269
Servicing the RV8 clutch master and slave cylinders
Peter Garton (Woodcote Green 1238) from Germany provides a useful guide to maintaining the clutch master and slave cylinders. (Aug 07)

When the clutch pedal suddenly goes partially to the floor, two culprits are the usual cause, namely: the master cylinder or the slave cylinder. Repair kits and new units for both master and slave cylinders are readily available from sources such as Brown & Gammons, Clive Wheatley or Past Parts so the job is one of diligent diagnosis.

Step one is to go for the slave cylinder under the car
When one takes the slave cylinder apart there is little to discern, but when one looks carefully into the cylinder itself, there is often a slight uneven ridge felt by one's finger about 1 inch down - see photo! In my case it was caused by rust which had formed whilst the car was standing unused for many months in Japan. Looking very carefully at the plunger/piston assembly one can see that the seal is not perfectly round and has been deformed by friction with the rust line. These defects will allow fluid to leak past the seals when under pressure during the operation of the brakes so that the clutch pedal will go down floorwards without proper function. The repair kit completes the repair!

Step two is to check the master cylinder
The master cylinder, visible from under the bonnet just above the steering column, is a second cause for concern because of disintegrating seals. A telltale sign that something is not right, is a black residue on the surface of the brake fluid when one unscrews the top cap. As can be seen from the photo, the small end seal has clearly deteriorated. The piston also needs to be cleaned and polished to remove the microscopic layer of stain covering 80% of the surface. Here again the repair kit completes the repair!

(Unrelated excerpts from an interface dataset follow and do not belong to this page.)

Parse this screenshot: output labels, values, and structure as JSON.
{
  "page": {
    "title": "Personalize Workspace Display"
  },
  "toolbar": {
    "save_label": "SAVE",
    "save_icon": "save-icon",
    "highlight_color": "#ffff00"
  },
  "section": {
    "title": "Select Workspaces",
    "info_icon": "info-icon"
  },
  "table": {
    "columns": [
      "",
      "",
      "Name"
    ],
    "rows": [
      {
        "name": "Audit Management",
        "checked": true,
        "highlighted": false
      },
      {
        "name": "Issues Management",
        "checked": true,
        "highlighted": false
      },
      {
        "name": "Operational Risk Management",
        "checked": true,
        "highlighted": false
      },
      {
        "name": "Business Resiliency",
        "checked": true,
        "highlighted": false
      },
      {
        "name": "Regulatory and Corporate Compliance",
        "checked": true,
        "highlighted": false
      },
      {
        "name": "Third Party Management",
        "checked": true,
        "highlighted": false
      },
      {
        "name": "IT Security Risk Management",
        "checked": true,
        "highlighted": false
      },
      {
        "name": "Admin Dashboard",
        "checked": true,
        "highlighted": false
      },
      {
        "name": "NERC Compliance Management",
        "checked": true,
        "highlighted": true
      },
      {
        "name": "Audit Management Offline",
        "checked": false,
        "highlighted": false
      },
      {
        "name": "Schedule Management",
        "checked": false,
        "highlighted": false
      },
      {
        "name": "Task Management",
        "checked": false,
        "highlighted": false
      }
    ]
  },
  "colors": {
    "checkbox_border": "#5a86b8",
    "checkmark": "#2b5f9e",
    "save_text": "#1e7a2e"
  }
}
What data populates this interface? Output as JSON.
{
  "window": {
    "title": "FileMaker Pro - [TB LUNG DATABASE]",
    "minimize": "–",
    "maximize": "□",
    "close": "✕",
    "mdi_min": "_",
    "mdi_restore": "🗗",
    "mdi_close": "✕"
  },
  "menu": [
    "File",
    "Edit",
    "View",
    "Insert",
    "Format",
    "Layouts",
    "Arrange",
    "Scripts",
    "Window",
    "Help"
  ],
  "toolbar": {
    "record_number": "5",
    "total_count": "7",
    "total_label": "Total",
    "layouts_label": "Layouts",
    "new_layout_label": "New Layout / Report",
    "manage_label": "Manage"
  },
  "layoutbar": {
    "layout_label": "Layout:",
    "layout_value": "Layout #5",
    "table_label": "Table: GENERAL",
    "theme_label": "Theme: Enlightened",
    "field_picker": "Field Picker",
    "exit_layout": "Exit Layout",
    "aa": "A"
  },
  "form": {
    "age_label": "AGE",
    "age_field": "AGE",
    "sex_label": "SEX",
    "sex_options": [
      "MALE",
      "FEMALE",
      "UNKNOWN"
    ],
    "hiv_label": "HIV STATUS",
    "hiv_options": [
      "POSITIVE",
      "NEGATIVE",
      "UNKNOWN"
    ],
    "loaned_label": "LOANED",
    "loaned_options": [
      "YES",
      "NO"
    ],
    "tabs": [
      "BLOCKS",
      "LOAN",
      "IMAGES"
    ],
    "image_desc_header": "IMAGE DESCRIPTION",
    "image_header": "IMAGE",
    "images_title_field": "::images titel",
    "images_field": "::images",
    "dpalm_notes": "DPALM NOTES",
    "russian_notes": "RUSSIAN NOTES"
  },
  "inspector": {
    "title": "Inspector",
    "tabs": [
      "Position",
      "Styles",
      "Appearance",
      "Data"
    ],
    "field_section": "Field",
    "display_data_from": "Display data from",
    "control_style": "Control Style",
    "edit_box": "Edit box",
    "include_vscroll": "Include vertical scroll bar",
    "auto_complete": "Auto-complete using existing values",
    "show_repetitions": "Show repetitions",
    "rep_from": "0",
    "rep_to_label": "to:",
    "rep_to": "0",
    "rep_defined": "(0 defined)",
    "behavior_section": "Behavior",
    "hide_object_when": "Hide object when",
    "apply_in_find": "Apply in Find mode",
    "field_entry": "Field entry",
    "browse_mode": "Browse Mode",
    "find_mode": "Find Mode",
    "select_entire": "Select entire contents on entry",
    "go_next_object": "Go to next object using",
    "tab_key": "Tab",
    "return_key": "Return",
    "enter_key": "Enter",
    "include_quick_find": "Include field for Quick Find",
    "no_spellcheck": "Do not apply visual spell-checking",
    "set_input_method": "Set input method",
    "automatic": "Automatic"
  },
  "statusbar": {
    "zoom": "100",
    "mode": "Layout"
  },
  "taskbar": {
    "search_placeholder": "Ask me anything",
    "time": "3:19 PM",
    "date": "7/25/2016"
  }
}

When the problem occurs, it is wise to go for the two above items and overhaul both at the same time.


Master cylinder plunger/piston mechanism piston discolouration which can be polished. (Photo: Peter Garton)



Master cylinder plunger/piston end seal disintegration. (Photo: Peter Garton)



Slave cylinder - the rust is visible one inch inside but can be polished out (Photo: Peter Garton)



Slave cylinder innards (top) and master cylinder innards (bottom). (Photo: Peter Garton)



Master cylinder repair kit, Past Parts 17-0139. (Photo: Peter Garton)



Slave cylinder repair kit, Past Parts 17-5229. (Photo: Peter Garton)

I obtained my repair kits from Past Parts at Bury St Edmunds. They supply them at £17.39 plus P&P and VAT. Their contacts are in the V8LIFELINE, the listing of recommended specialists providing V8 spares and services. A copy of the V8LIFELINE is available online - just click the grey "Spares/Service" button on the V8 website homepage. They also offer a brake cylinder stainless steel sleeving service - see their website at www.pastparts.co.uk for more details.

V8LIFELINE

Copyright reserved by the
V8 Register, PO Box 888, London SW14 7YT